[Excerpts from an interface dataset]

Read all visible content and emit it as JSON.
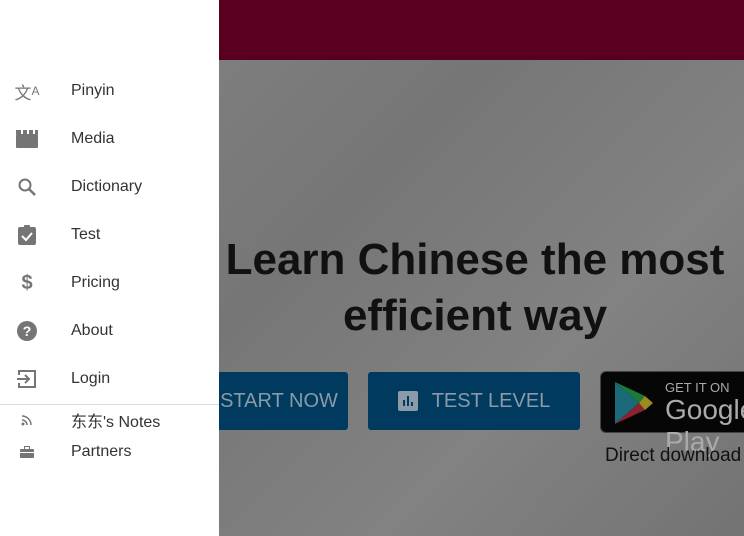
{
  "hero": {
    "title_line1": "Learn Chinese the most",
    "title_line2": "efficient way",
    "start_label": "START NOW",
    "test_label": "TEST LEVEL",
    "play_small": "GET IT ON",
    "play_big": "Google Play",
    "direct_download": "Direct download"
  },
  "drawer": {
    "items": [
      {
        "label": "Pinyin",
        "icon": "translate-icon"
      },
      {
        "label": "Media",
        "icon": "movie-icon"
      },
      {
        "label": "Dictionary",
        "icon": "search-icon"
      },
      {
        "label": "Test",
        "icon": "assignment-check-icon"
      },
      {
        "label": "Pricing",
        "icon": "dollar-icon"
      },
      {
        "label": "About",
        "icon": "help-icon"
      },
      {
        "label": "Login",
        "icon": "login-icon"
      }
    ],
    "secondary": [
      {
        "label": "东东's Notes",
        "icon": "rss-icon"
      },
      {
        "label": "Partners",
        "icon": "briefcase-icon"
      }
    ]
  },
  "colors": {
    "header": "#590021",
    "button": "#003a5e",
    "drawer": "#ffffff"
  }
}
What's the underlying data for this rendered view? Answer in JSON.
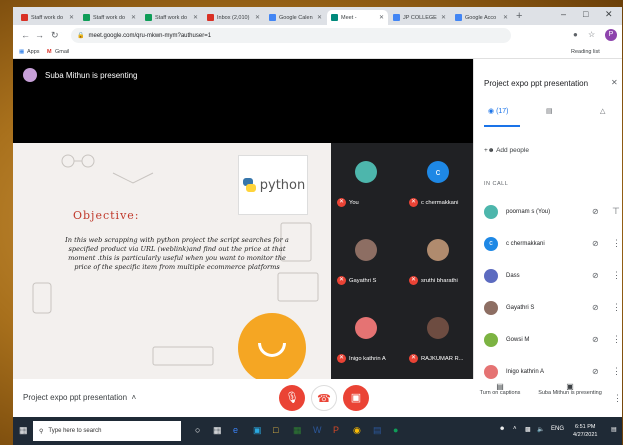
{
  "tabs": [
    {
      "label": "Staff work do",
      "icon": "gmail-icon",
      "color": "#d93025"
    },
    {
      "label": "Staff work do",
      "icon": "drive-icon",
      "color": "#0f9d58"
    },
    {
      "label": "Staff work do",
      "icon": "sheets-icon",
      "color": "#0f9d58"
    },
    {
      "label": "Inbox (2,010)",
      "icon": "gmail-icon",
      "color": "#d93025"
    },
    {
      "label": "Google Calen",
      "icon": "calendar-icon",
      "color": "#4285f4"
    },
    {
      "label": "Meet - ",
      "icon": "meet-icon",
      "color": "#00897b",
      "active": true
    },
    {
      "label": "JP COLLEGE",
      "icon": "doc-icon",
      "color": "#4285f4"
    },
    {
      "label": "Google Acco",
      "icon": "google-icon",
      "color": "#4285f4"
    }
  ],
  "address": {
    "url": "meet.google.com/qru-mkwn-mym?authuser=1"
  },
  "bookmarks": {
    "apps": "Apps",
    "gmail": "Gmail",
    "reading_list": "Reading list"
  },
  "presenter": {
    "text": "Suba Mithun is presenting"
  },
  "slide": {
    "logo_word": "python",
    "title": "Objective:",
    "body": "In this web scrapping with python project the script searches for a specified product via URL (weblink)and find out the price at that moment .this is particularly useful when you want to monitor the price of the specific item from multiple ecommerce platforms"
  },
  "tiles": [
    {
      "name": "You",
      "color": "#4db6ac"
    },
    {
      "name": "c chermakkani",
      "color": "#1e88e5",
      "initial": "c"
    },
    {
      "name": "Gayathri S",
      "color": "#8d6e63"
    },
    {
      "name": "sruthi bharathi",
      "color": "#b08b6e"
    },
    {
      "name": "Inigo kathrin A",
      "color": "#e57373"
    },
    {
      "name": "RAJKUMAR R...",
      "color": "#6d4c41"
    }
  ],
  "controls": {
    "meeting_title": "Project expo ppt presentation",
    "captions": "Turn on captions",
    "presenting": "Suba Mithun is presenting"
  },
  "panel": {
    "title": "Project expo ppt presentation",
    "people_count": "(17)",
    "add_people": "Add people",
    "in_call": "IN CALL",
    "people": [
      {
        "name": "poornam s (You)",
        "color": "#4db6ac"
      },
      {
        "name": "c chermakkani",
        "color": "#1e88e5",
        "initial": "c"
      },
      {
        "name": "Dass",
        "color": "#5c6bc0"
      },
      {
        "name": "Gayathri S",
        "color": "#8d6e63"
      },
      {
        "name": "Gowsi M",
        "color": "#7cb342"
      },
      {
        "name": "Inigo kathrin A",
        "color": "#e57373"
      }
    ]
  },
  "taskbar": {
    "search_placeholder": "Type here to search",
    "lang": "ENG",
    "time": "6:51 PM",
    "date": "4/27/2021"
  }
}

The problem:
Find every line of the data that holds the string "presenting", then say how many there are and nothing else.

Response box:
2